Think about it this way: Tires are the shoes of your bike. Just like you wouldn’t wear ballet slippers for hiking, there are reasons not to put road tires on a mountain bike. They’re made for smooth pavements, not rocky trails. Road tires are thinner and don’t have the big grips that mountain bike tires do. If you tried to use them off-road, you’d find yourself slipping and sliding everywhere.
What if You Want to Ride Your Mountain Bike on Roads?
If you’re using your mountain bike just for commuting or short rides in the city, the standard mountain bike tires will work fine. Sure, they might be a bit slower because of their size and shape, but it’s not a huge difference.
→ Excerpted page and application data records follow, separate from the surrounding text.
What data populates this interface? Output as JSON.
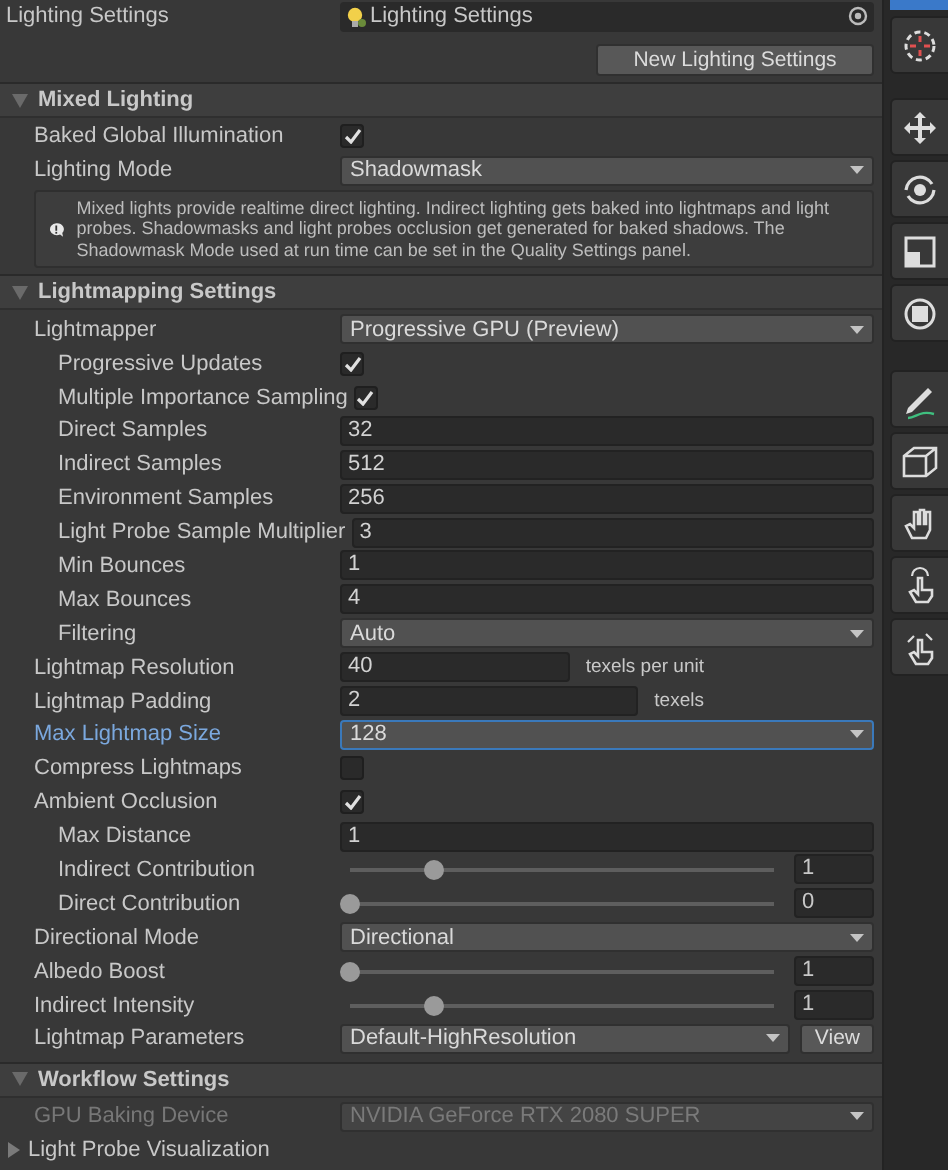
{
  "asset": {
    "label": "Lighting Settings",
    "value": "Lighting Settings",
    "button": "New Lighting Settings"
  },
  "sections": [
    {
      "title": "Mixed Lighting",
      "expanded": true,
      "rows": [
        {
          "kind": "checkbox",
          "label": "Baked Global Illumination",
          "checked": true
        },
        {
          "kind": "dropdown",
          "label": "Lighting Mode",
          "value": "Shadowmask"
        },
        {
          "kind": "info",
          "text": "Mixed lights provide realtime direct lighting. Indirect lighting gets baked into lightmaps and light probes. Shadowmasks and light probes occlusion get generated for baked shadows. The Shadowmask Mode used at run time can be set in the Quality Settings panel."
        }
      ]
    },
    {
      "title": "Lightmapping Settings",
      "expanded": true,
      "rows": [
        {
          "kind": "dropdown",
          "label": "Lightmapper",
          "value": "Progressive GPU (Preview)",
          "children": [
            {
              "kind": "checkbox",
              "label": "Progressive Updates",
              "checked": true
            },
            {
              "kind": "checkbox",
              "label": "Multiple Importance Sampling",
              "checked": true
            },
            {
              "kind": "field",
              "label": "Direct Samples",
              "value": "32"
            },
            {
              "kind": "field",
              "label": "Indirect Samples",
              "value": "512"
            },
            {
              "kind": "field",
              "label": "Environment Samples",
              "value": "256"
            },
            {
              "kind": "field",
              "label": "Light Probe Sample Multiplier",
              "value": "3"
            },
            {
              "kind": "field",
              "label": "Min Bounces",
              "value": "1"
            },
            {
              "kind": "field",
              "label": "Max Bounces",
              "value": "4"
            },
            {
              "kind": "dropdown",
              "label": "Filtering",
              "value": "Auto"
            }
          ]
        },
        {
          "kind": "field",
          "label": "Lightmap Resolution",
          "value": "40",
          "unit": "texels per unit"
        },
        {
          "kind": "field",
          "label": "Lightmap Padding",
          "value": "2",
          "unit": "texels"
        },
        {
          "kind": "dropdown",
          "label": "Max Lightmap Size",
          "value": "128",
          "focused": true
        },
        {
          "kind": "checkbox",
          "label": "Compress Lightmaps",
          "checked": false
        },
        {
          "kind": "checkbox",
          "label": "Ambient Occlusion",
          "checked": true,
          "children": [
            {
              "kind": "field",
              "label": "Max Distance",
              "value": "1"
            },
            {
              "kind": "slider",
              "label": "Indirect Contribution",
              "level": 0.2,
              "value": "1"
            },
            {
              "kind": "slider",
              "label": "Direct Contribution",
              "level": 0,
              "value": "0"
            }
          ]
        },
        {
          "kind": "dropdown",
          "label": "Directional Mode",
          "value": "Directional"
        },
        {
          "kind": "slider",
          "label": "Albedo Boost",
          "level": 0,
          "value": "1"
        },
        {
          "kind": "slider",
          "label": "Indirect Intensity",
          "level": 0.2,
          "value": "1"
        },
        {
          "kind": "dropdown",
          "label": "Lightmap Parameters",
          "value": "Default-HighResolution",
          "button": "View"
        }
      ]
    },
    {
      "title": "Workflow Settings",
      "expanded": true,
      "rows": [
        {
          "kind": "dropdown",
          "label": "GPU Baking Device",
          "value": "NVIDIA GeForce RTX 2080 SUPER",
          "disabled": true
        },
        {
          "kind": "foldout",
          "label": "Light Probe Visualization",
          "expanded": false
        }
      ]
    }
  ]
}
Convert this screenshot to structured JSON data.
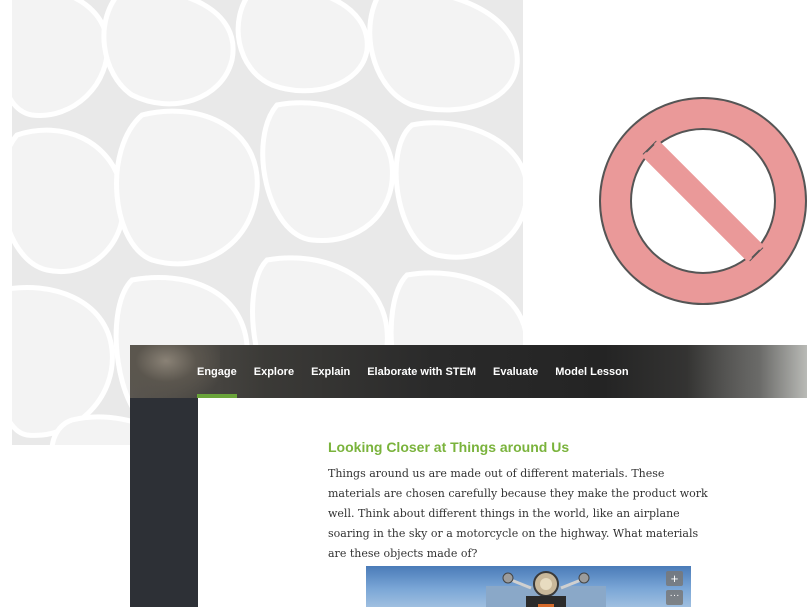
{
  "nav": {
    "tabs": [
      {
        "label": "Engage",
        "active": true
      },
      {
        "label": "Explore",
        "active": false
      },
      {
        "label": "Explain",
        "active": false
      },
      {
        "label": "Elaborate with STEM",
        "active": false
      },
      {
        "label": "Evaluate",
        "active": false
      },
      {
        "label": "Model Lesson",
        "active": false
      }
    ]
  },
  "lesson": {
    "title": "Looking Closer at Things around Us",
    "body": "Things around us are made out of different materials. These materials are chosen carefully because they make the product work well. Think about different things in the world, like an airplane soaring in the sky or a motorcycle on the highway. What materials are these objects made of?"
  },
  "image_controls": {
    "zoom": "+",
    "more": "···"
  },
  "colors": {
    "accent": "#7ab33c",
    "no_symbol_fill": "#ea9999",
    "no_symbol_stroke": "#555555",
    "rail": "#2d3036"
  },
  "icons": {
    "no_symbol": "prohibited-icon",
    "pattern": "pebble-pattern"
  }
}
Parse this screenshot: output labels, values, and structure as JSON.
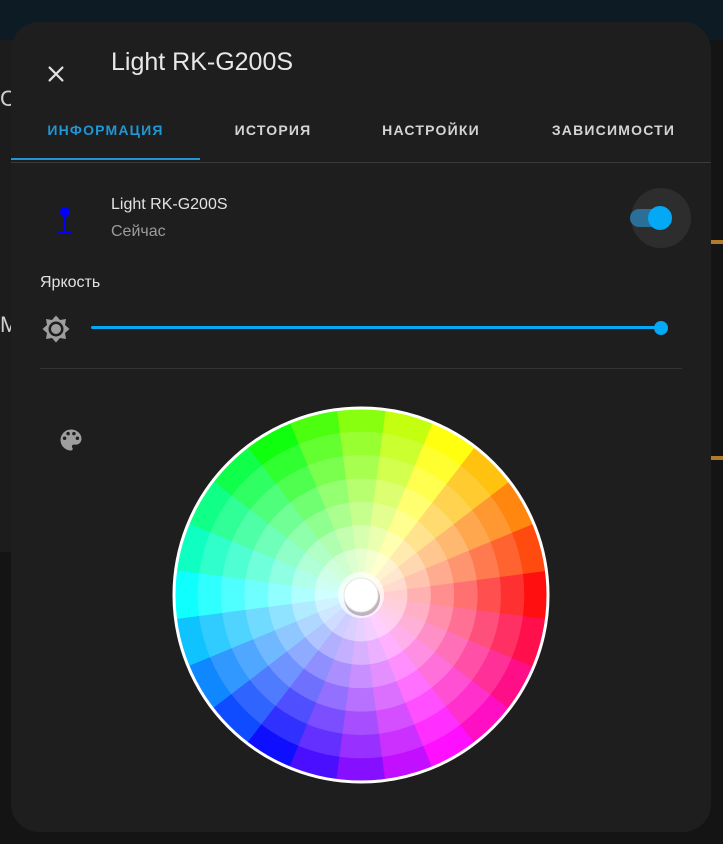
{
  "background": {
    "letter_c": "С",
    "letter_m": "М"
  },
  "dialog": {
    "title": "Light RK-G200S",
    "close_icon": "close-icon"
  },
  "tabs": [
    {
      "label": "ИНФОРМАЦИЯ",
      "active": true
    },
    {
      "label": "ИСТОРИЯ",
      "active": false
    },
    {
      "label": "НАСТРОЙКИ",
      "active": false
    },
    {
      "label": "ЗАВИСИМОСТИ",
      "active": false
    }
  ],
  "entity": {
    "name": "Light RK-G200S",
    "last_changed": "Сейчас",
    "icon": "floor-lamp-icon",
    "icon_color": "#0000ff",
    "state_on": true
  },
  "brightness": {
    "label": "Яркость",
    "icon": "brightness-icon",
    "value_percent": 100
  },
  "color": {
    "icon": "palette-icon",
    "selected_hue_deg": 0,
    "selected_saturation": 0
  },
  "colors": {
    "accent": "#03a9f4",
    "tab_active": "#2196d3",
    "dialog_bg": "#1e1e1e"
  }
}
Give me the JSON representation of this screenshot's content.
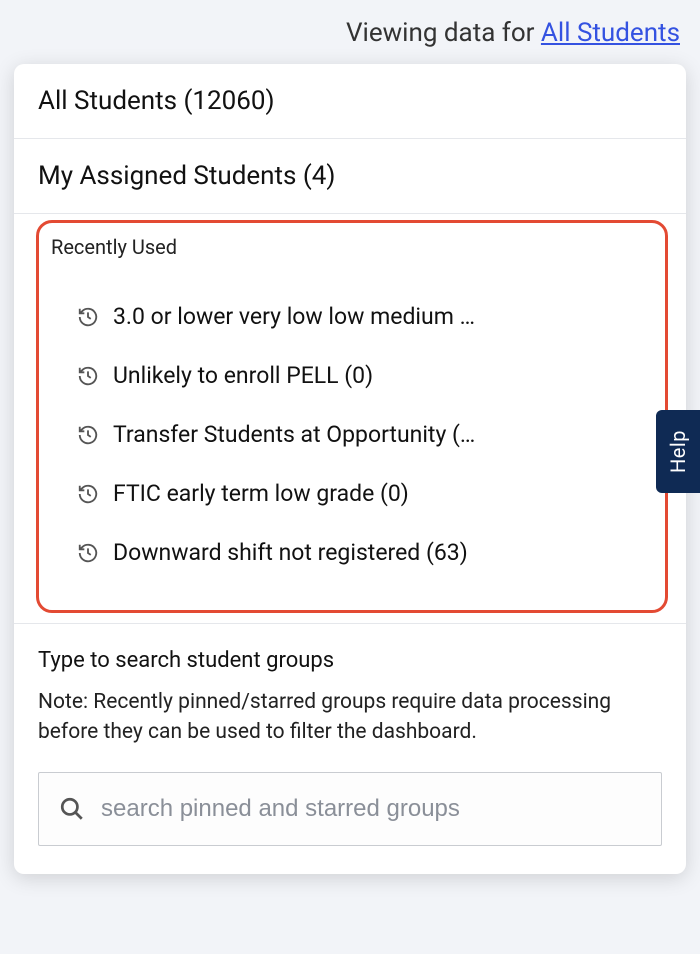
{
  "header": {
    "prefix": "Viewing data for ",
    "filter_link": "All Students"
  },
  "dropdown": {
    "all_students": "All Students (12060)",
    "my_assigned": "My Assigned Students (4)",
    "recent_heading": "Recently Used",
    "recent_items": [
      "3.0 or lower very low low medium …",
      "Unlikely to enroll PELL (0)",
      "Transfer Students at Opportunity (…",
      "FTIC early term low grade (0)",
      "Downward shift not registered (63)"
    ],
    "search_heading": "Type to search student groups",
    "search_note": "Note: Recently pinned/starred groups require data processing before they can be used to filter the dashboard.",
    "search_placeholder": "search pinned and starred groups"
  },
  "help_tab": "Help"
}
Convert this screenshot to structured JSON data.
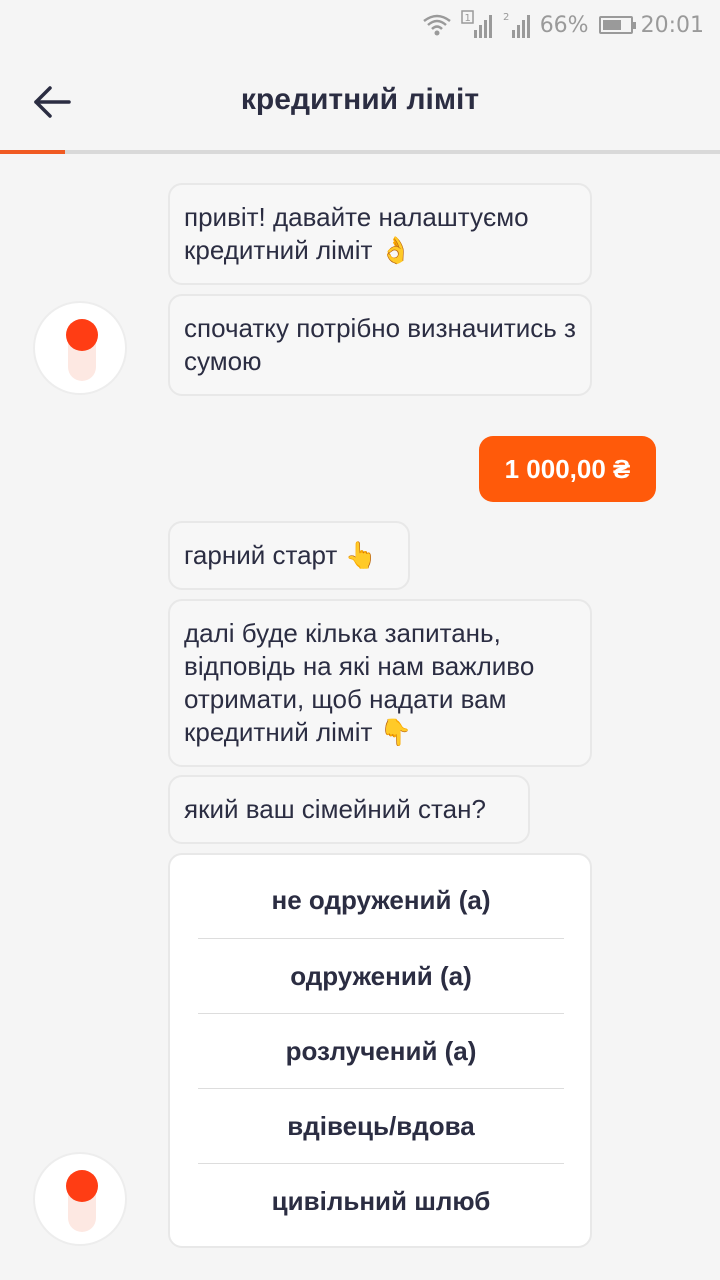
{
  "status_bar": {
    "battery": "66%",
    "time": "20:01",
    "sim1": "1",
    "sim2": "2"
  },
  "header": {
    "title": "кредитний ліміт",
    "progress_fraction": 0.09
  },
  "messages": [
    {
      "from": "bot",
      "text": "привіт! давайте налаштуємо кредитний ліміт 👌"
    },
    {
      "from": "bot",
      "text": "спочатку потрібно визначитись з сумою"
    },
    {
      "from": "user",
      "text": "1 000,00 ₴"
    },
    {
      "from": "bot",
      "text": "гарний старт 👆"
    },
    {
      "from": "bot",
      "text": "далі буде кілька запитань, відповідь на які нам важливо отримати, щоб надати вам кредитний ліміт 👇"
    },
    {
      "from": "bot",
      "text": "який ваш сімейний стан?"
    }
  ],
  "options": [
    "не одружений (а)",
    "одружений (а)",
    "розлучений (а)",
    "вдівець/вдова",
    "цивільний шлюб"
  ],
  "colors": {
    "accent": "#ff5a0a",
    "avatar_knob": "#ff3d14",
    "text": "#2b2d42"
  },
  "icons": {
    "back": "arrow-left-icon",
    "wifi": "wifi-icon",
    "signal": "signal-icon",
    "battery": "battery-icon"
  }
}
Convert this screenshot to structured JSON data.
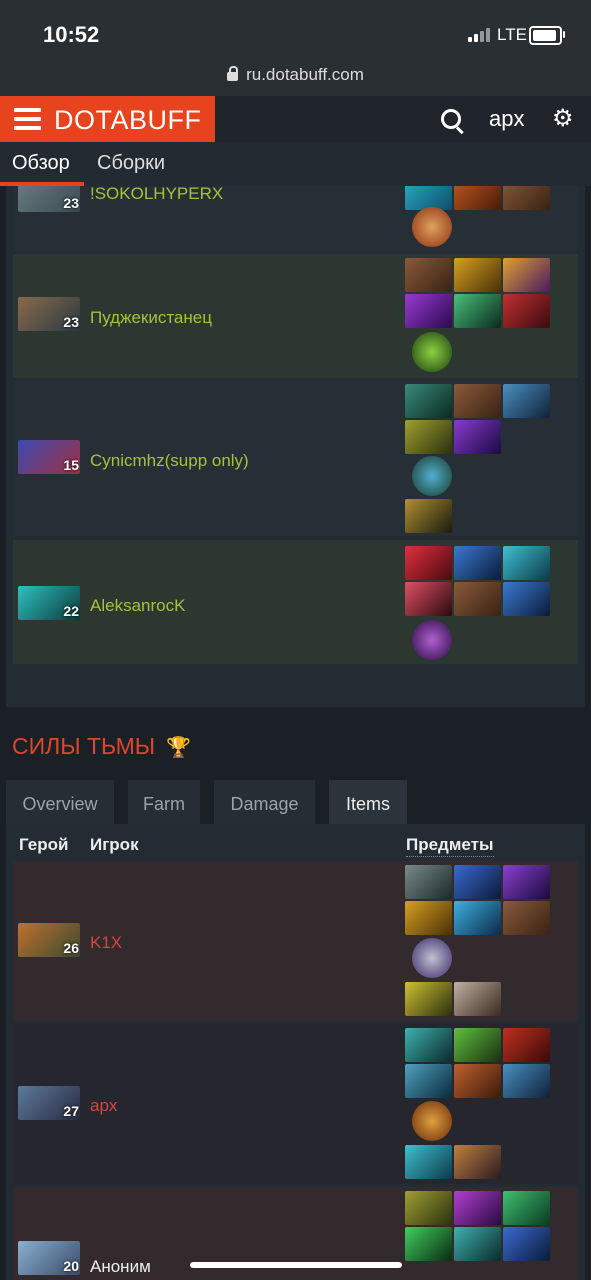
{
  "status_bar": {
    "time": "10:52",
    "network": "LTE"
  },
  "browser": {
    "url": "ru.dotabuff.com"
  },
  "header": {
    "logo": "DOTABUFF",
    "user": "apx",
    "icons": [
      "menu-icon",
      "search-icon",
      "gear-icon"
    ]
  },
  "subnav": {
    "tabs": [
      "Обзор",
      "Сборки"
    ],
    "active": "Обзор"
  },
  "radiant_players": [
    {
      "name": "!SOKOLHYPERX",
      "level": "23"
    },
    {
      "name": "Пуджекистанец",
      "level": "23"
    },
    {
      "name": "Cynicmhz(supp only)",
      "level": "15"
    },
    {
      "name": "AleksanrocK",
      "level": "22"
    }
  ],
  "dire": {
    "title": "СИЛЫ ТЬМЫ",
    "tabs": [
      "Overview",
      "Farm",
      "Damage",
      "Items"
    ],
    "active_tab": "Items",
    "columns": {
      "hero": "Герой",
      "player": "Игрок",
      "items": "Предметы"
    },
    "players": [
      {
        "name": "K1X",
        "level": "26"
      },
      {
        "name": "apx",
        "level": "27"
      },
      {
        "name": "Аноним",
        "level": "20"
      }
    ]
  },
  "colors": {
    "brand": "#e8431f",
    "radiant_name": "#a6c23a",
    "dire_name": "#d2473c"
  }
}
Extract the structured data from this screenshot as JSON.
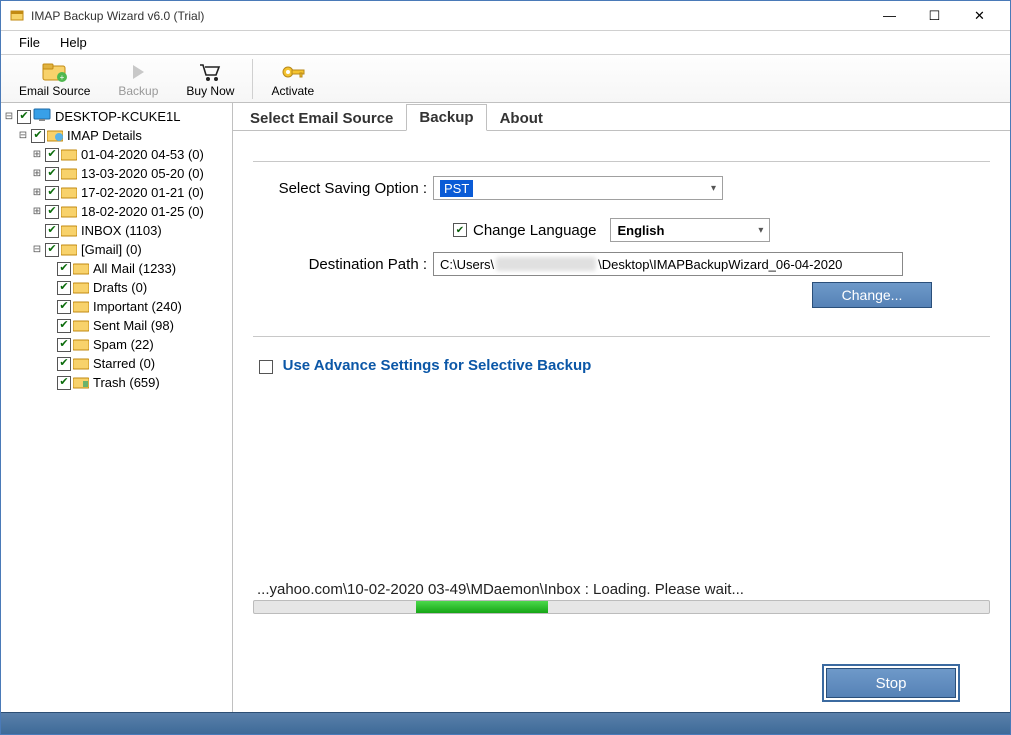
{
  "window": {
    "title": "IMAP Backup Wizard v6.0 (Trial)"
  },
  "menubar": {
    "file": "File",
    "help": "Help"
  },
  "toolbar": {
    "email_source": "Email Source",
    "backup": "Backup",
    "buy_now": "Buy Now",
    "activate": "Activate"
  },
  "tree": {
    "root": "DESKTOP-KCUKE1L",
    "imap_details": "IMAP Details",
    "dated": [
      "01-04-2020 04-53 (0)",
      "13-03-2020 05-20 (0)",
      "17-02-2020 01-21 (0)",
      "18-02-2020 01-25 (0)"
    ],
    "inbox": "INBOX (1103)",
    "gmail": "[Gmail] (0)",
    "gmail_children": [
      "All Mail (1233)",
      "Drafts (0)",
      "Important (240)",
      "Sent Mail (98)",
      "Spam (22)",
      "Starred (0)",
      "Trash (659)"
    ]
  },
  "tabs": {
    "select_email_source": "Select Email Source",
    "backup": "Backup",
    "about": "About"
  },
  "form": {
    "saving_option_label": "Select Saving Option :",
    "saving_option_value": "PST",
    "change_language_label": "Change Language",
    "language_value": "English",
    "destination_label": "Destination Path :",
    "destination_prefix": "C:\\Users\\",
    "destination_suffix": "\\Desktop\\IMAPBackupWizard_06-04-2020",
    "change_btn": "Change...",
    "advance_label": "Use Advance Settings for Selective Backup",
    "status": "...yahoo.com\\10-02-2020 03-49\\MDaemon\\Inbox : Loading. Please wait...",
    "stop": "Stop"
  }
}
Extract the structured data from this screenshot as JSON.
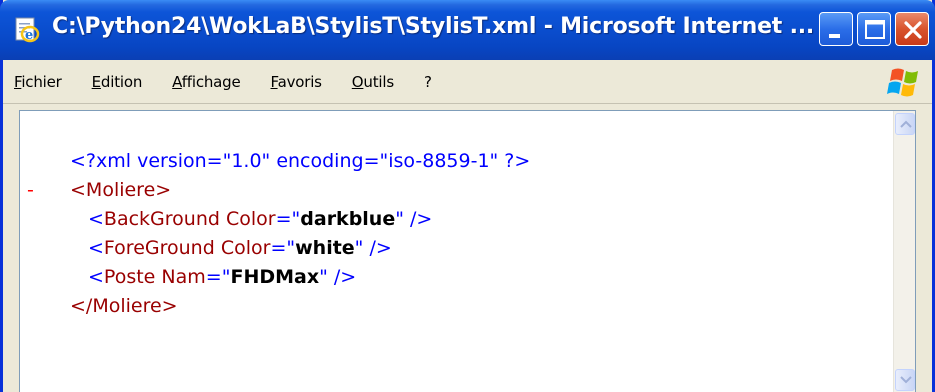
{
  "window": {
    "title": "C:\\Python24\\WokLaB\\StylisT\\StylisT.xml - Microsoft Internet ..."
  },
  "menu": {
    "items": [
      {
        "label": "Fichier"
      },
      {
        "label": "Edition"
      },
      {
        "label": "Affichage"
      },
      {
        "label": "Favoris"
      },
      {
        "label": "Outils"
      },
      {
        "label": "?"
      }
    ]
  },
  "xml": {
    "declaration": "<?xml version=\"1.0\" encoding=\"iso-8859-1\" ?>",
    "collapse_marker": "-",
    "root_open": "<Moliere>",
    "root_close": "</Moliere>",
    "children": [
      {
        "tag": "BackGround",
        "attr": "Color",
        "value": "darkblue"
      },
      {
        "tag": "ForeGround",
        "attr": "Color",
        "value": "white"
      },
      {
        "tag": "Poste",
        "attr": "Nam",
        "value": "FHDMax"
      }
    ]
  },
  "colors": {
    "titlebar": "#0a4ccc",
    "close_button": "#d9532c",
    "xml_pi": "#0000ff",
    "xml_tag": "#990000",
    "collapse_marker": "#ff0000"
  },
  "icons": {
    "app": "ie-document-icon",
    "minimize": "minimize-icon",
    "maximize": "maximize-icon",
    "close": "close-icon",
    "throbber": "windows-flag-icon",
    "scroll_up": "chevron-up-icon",
    "scroll_down": "chevron-down-icon"
  }
}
But if you’re dreaming of long, fast rides on paved roads, it might be time to think about getting a separate road bike. Why? It’s not just the tires. Mountain bikes are heavier and often have suspensions which make them less efficient on roads.
The Bottom Line
You could technically fit road tires onto a mountain bike, but it’s probably more trouble than it’s worth. And you might not get the smooth, safe ride you’re hoping for.
Fun Side Note: Road Bikes Off-Road?
By the way, if you’re curious about taking road bikes on off-road adventures, there’s a fun article right [here] that you can check out!
700c vs. 29er: Like Twins with Different Personalities
Okay, so when you look at the numbers, 700c and 29er tires look identical. But how you use them can make all the difference. When you’re choosing tires or wheels, remember that while 700c and 29er might seem like twins, they’re not always interchangeable. It’s a bit of a puzzle, but isn’t that what makes biking fun?